◆ **Directions**: Print all the data below exactly, without images.

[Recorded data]
◇ ◇ ◇ ◇ ◇ ◇ ◇

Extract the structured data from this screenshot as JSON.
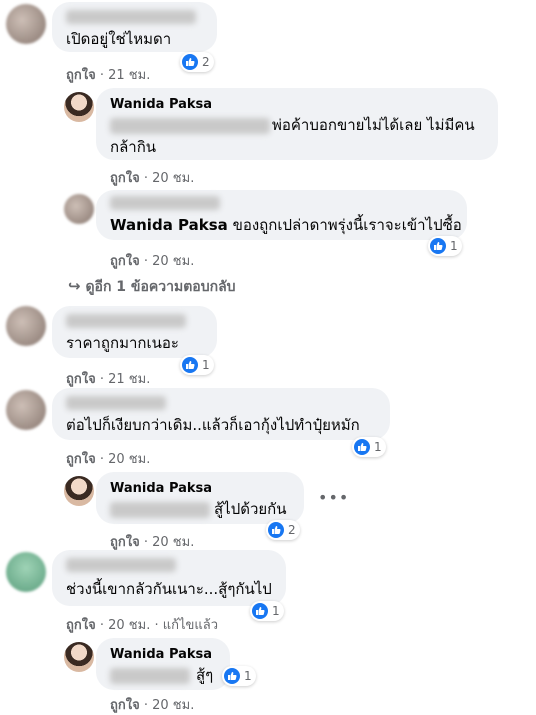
{
  "comments": [
    {
      "text": "เปิดอยู่ใช่ไหมดา",
      "like_label": "ถูกใจ",
      "time": "21 ชม.",
      "reactions": "2"
    },
    {
      "name": "Wanida Paksa",
      "text_line1": "พ่อค้าบอกขายไม่ได้เลย ไม่มีคน",
      "text_line2": "กล้ากิน",
      "like_label": "ถูกใจ",
      "time": "20 ชม."
    },
    {
      "mention": "Wanida Paksa",
      "text": "ของถูกเปล่าดาพรุ่งนี้เราจะเข้าไปซื้อ",
      "like_label": "ถูกใจ",
      "time": "20 ชม.",
      "reactions": "1"
    },
    {
      "more_replies": "ดูอีก 1 ข้อความตอบกลับ"
    },
    {
      "text": "ราคาถูกมากเนอะ",
      "like_label": "ถูกใจ",
      "time": "21 ชม.",
      "reactions": "1"
    },
    {
      "text": "ต่อไปก็เงียบกว่าเดิม..แล้วก็เอากุ้งไปทำปุ๋ยหมัก",
      "like_label": "ถูกใจ",
      "time": "20 ชม.",
      "reactions": "1"
    },
    {
      "name": "Wanida Paksa",
      "text": "สู้ไปด้วยกัน",
      "like_label": "ถูกใจ",
      "time": "20 ชม.",
      "reactions": "2"
    },
    {
      "text": "ช่วงนี้เขากลัวกันเนาะ...สู้ๆกันไป",
      "like_label": "ถูกใจ",
      "time": "20 ชม.",
      "edited": "แก้ไขแล้ว",
      "reactions": "1"
    },
    {
      "name": "Wanida Paksa",
      "text": "สู้ๆ",
      "like_label": "ถูกใจ",
      "time": "20 ชม.",
      "reactions": "1"
    }
  ],
  "icons": {
    "like": "thumbs-up-icon",
    "reply_arrow": "reply-arrow-icon",
    "more": "more-options-icon"
  },
  "colors": {
    "accent": "#1877f2",
    "bubble": "#f0f2f5",
    "meta": "#65676b"
  }
}
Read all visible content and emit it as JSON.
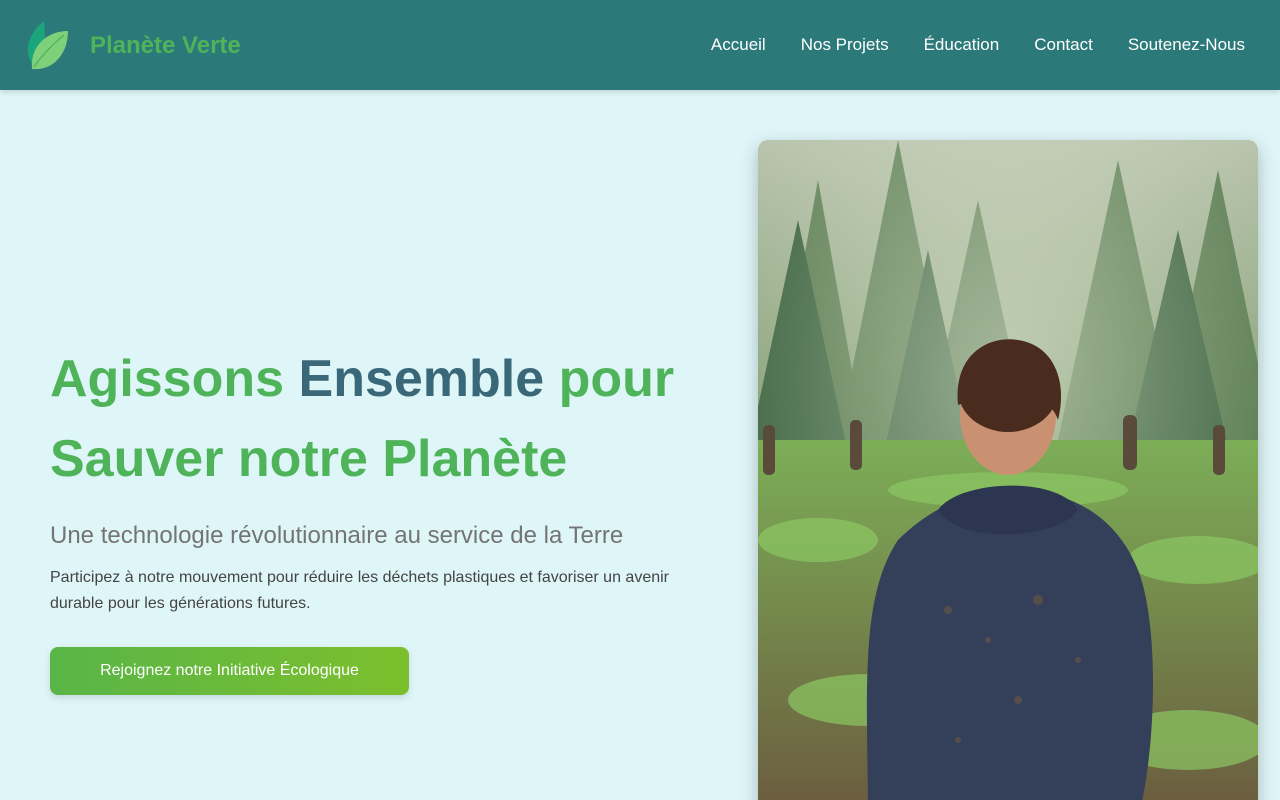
{
  "brand": {
    "name": "Planète Verte",
    "logo_icon": "leaf-icon"
  },
  "nav": {
    "items": [
      "Accueil",
      "Nos Projets",
      "Éducation",
      "Contact",
      "Soutenez-Nous"
    ]
  },
  "hero": {
    "title_part1": "Agissons",
    "title_part2": "Ensemble",
    "title_part3": "pour Sauver notre Planète",
    "subtitle": "Une technologie révolutionnaire au service de la Terre",
    "description": "Participez à notre mouvement pour réduire les déchets plastiques et favoriser un avenir durable pour les générations futures.",
    "cta_label": "Rejoignez notre Initiative Écologique"
  },
  "image": {
    "subject": "person-in-hoodie-forest-planting-photo"
  },
  "colors": {
    "header_bg": "#2c797a",
    "page_bg": "#dff6f8",
    "accent_green": "#4fb35a",
    "title_dark": "#3a6879"
  }
}
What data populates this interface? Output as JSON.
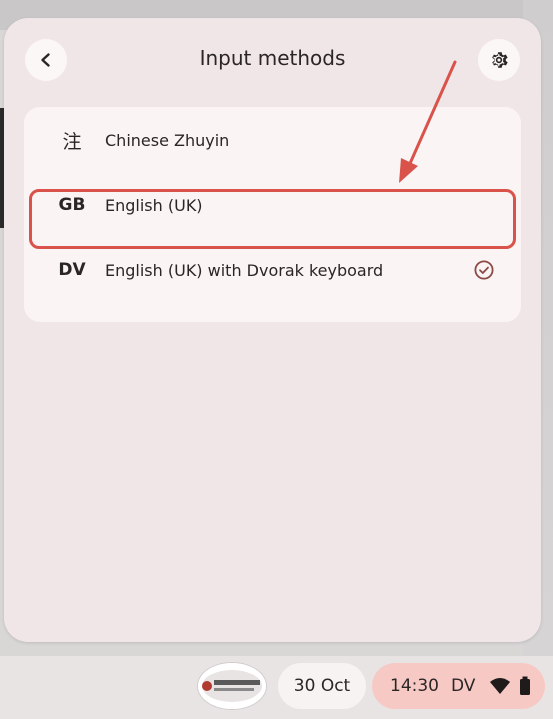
{
  "panel": {
    "title": "Input methods"
  },
  "input_methods": [
    {
      "code": "注",
      "label": "Chinese Zhuyin",
      "selected": false
    },
    {
      "code": "GB",
      "label": "English (UK)",
      "selected": false
    },
    {
      "code": "DV",
      "label": "English (UK) with Dvorak keyboard",
      "selected": true
    }
  ],
  "shelf": {
    "date": "30 Oct",
    "time": "14:30",
    "ime_indicator": "DV"
  },
  "icons": {
    "back": "arrow-left-icon",
    "settings": "gear-icon",
    "check": "check-circle-icon",
    "wifi": "wifi-icon",
    "battery": "battery-icon"
  },
  "colors": {
    "accent_annotation": "#d9534b",
    "panel_bg": "#f1e6e7",
    "status_pill_bg": "#f7c9c5"
  }
}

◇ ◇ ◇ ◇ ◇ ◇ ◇

◆ **Problem solution**:
Extract the structured data from this screenshot as JSON.
{
  "comments": [
    {
      "text": "เปิดอยู่ใช่ไหมดา",
      "like_label": "ถูกใจ",
      "time": "21 ชม.",
      "reactions": "2"
    },
    {
      "name": "Wanida Paksa",
      "text_line1": "พ่อค้าบอกขายไม่ได้เลย ไม่มีคน",
      "text_line2": "กล้ากิน",
      "like_label": "ถูกใจ",
      "time": "20 ชม."
    },
    {
      "mention": "Wanida Paksa",
      "text": "ของถูกเปล่าดาพรุ่งนี้เราจะเข้าไปซื้อ",
      "like_label": "ถูกใจ",
      "time": "20 ชม.",
      "reactions": "1"
    },
    {
      "more_replies": "ดูอีก 1 ข้อความตอบกลับ"
    },
    {
      "text": "ราคาถูกมากเนอะ",
      "like_label": "ถูกใจ",
      "time": "21 ชม.",
      "reactions": "1"
    },
    {
      "text": "ต่อไปก็เงียบกว่าเดิม..แล้วก็เอากุ้งไปทำปุ๋ยหมัก",
      "like_label": "ถูกใจ",
      "time": "20 ชม.",
      "reactions": "1"
    },
    {
      "name": "Wanida Paksa",
      "text": "สู้ไปด้วยกัน",
      "like_label": "ถูกใจ",
      "time": "20 ชม.",
      "reactions": "2"
    },
    {
      "text": "ช่วงนี้เขากลัวกันเนาะ...สู้ๆกันไป",
      "like_label": "ถูกใจ",
      "time": "20 ชม.",
      "edited": "แก้ไขแล้ว",
      "reactions": "1"
    },
    {
      "name": "Wanida Paksa",
      "text": "สู้ๆ",
      "like_label": "ถูกใจ",
      "time": "20 ชม.",
      "reactions": "1"
    }
  ],
  "icons": {
    "like": "thumbs-up-icon",
    "reply_arrow": "reply-arrow-icon",
    "more": "more-options-icon"
  },
  "colors": {
    "accent": "#1877f2",
    "bubble": "#f0f2f5",
    "meta": "#65676b"
  }
}
Read all visible content and emit it as JSON.
{
  "brand": {
    "name": "Planète Verte",
    "logo_icon": "leaf-icon"
  },
  "nav": {
    "items": [
      "Accueil",
      "Nos Projets",
      "Éducation",
      "Contact",
      "Soutenez-Nous"
    ]
  },
  "hero": {
    "title_part1": "Agissons",
    "title_part2": "Ensemble",
    "title_part3": "pour Sauver notre Planète",
    "subtitle": "Une technologie révolutionnaire au service de la Terre",
    "description": "Participez à notre mouvement pour réduire les déchets plastiques et favoriser un avenir durable pour les générations futures.",
    "cta_label": "Rejoignez notre Initiative Écologique"
  },
  "image": {
    "subject": "person-in-hoodie-forest-planting-photo"
  },
  "colors": {
    "header_bg": "#2c797a",
    "page_bg": "#dff6f8",
    "accent_green": "#4fb35a",
    "title_dark": "#3a6879"
  }
}
What data populates this interface? Output as JSON.
{
  "panel": {
    "title": "Input methods"
  },
  "input_methods": [
    {
      "code": "注",
      "label": "Chinese Zhuyin",
      "selected": false
    },
    {
      "code": "GB",
      "label": "English (UK)",
      "selected": false
    },
    {
      "code": "DV",
      "label": "English (UK) with Dvorak keyboard",
      "selected": true
    }
  ],
  "shelf": {
    "date": "30 Oct",
    "time": "14:30",
    "ime_indicator": "DV"
  },
  "icons": {
    "back": "arrow-left-icon",
    "settings": "gear-icon",
    "check": "check-circle-icon",
    "wifi": "wifi-icon",
    "battery": "battery-icon"
  },
  "colors": {
    "accent_annotation": "#d9534b",
    "panel_bg": "#f1e6e7",
    "status_pill_bg": "#f7c9c5"
  }
}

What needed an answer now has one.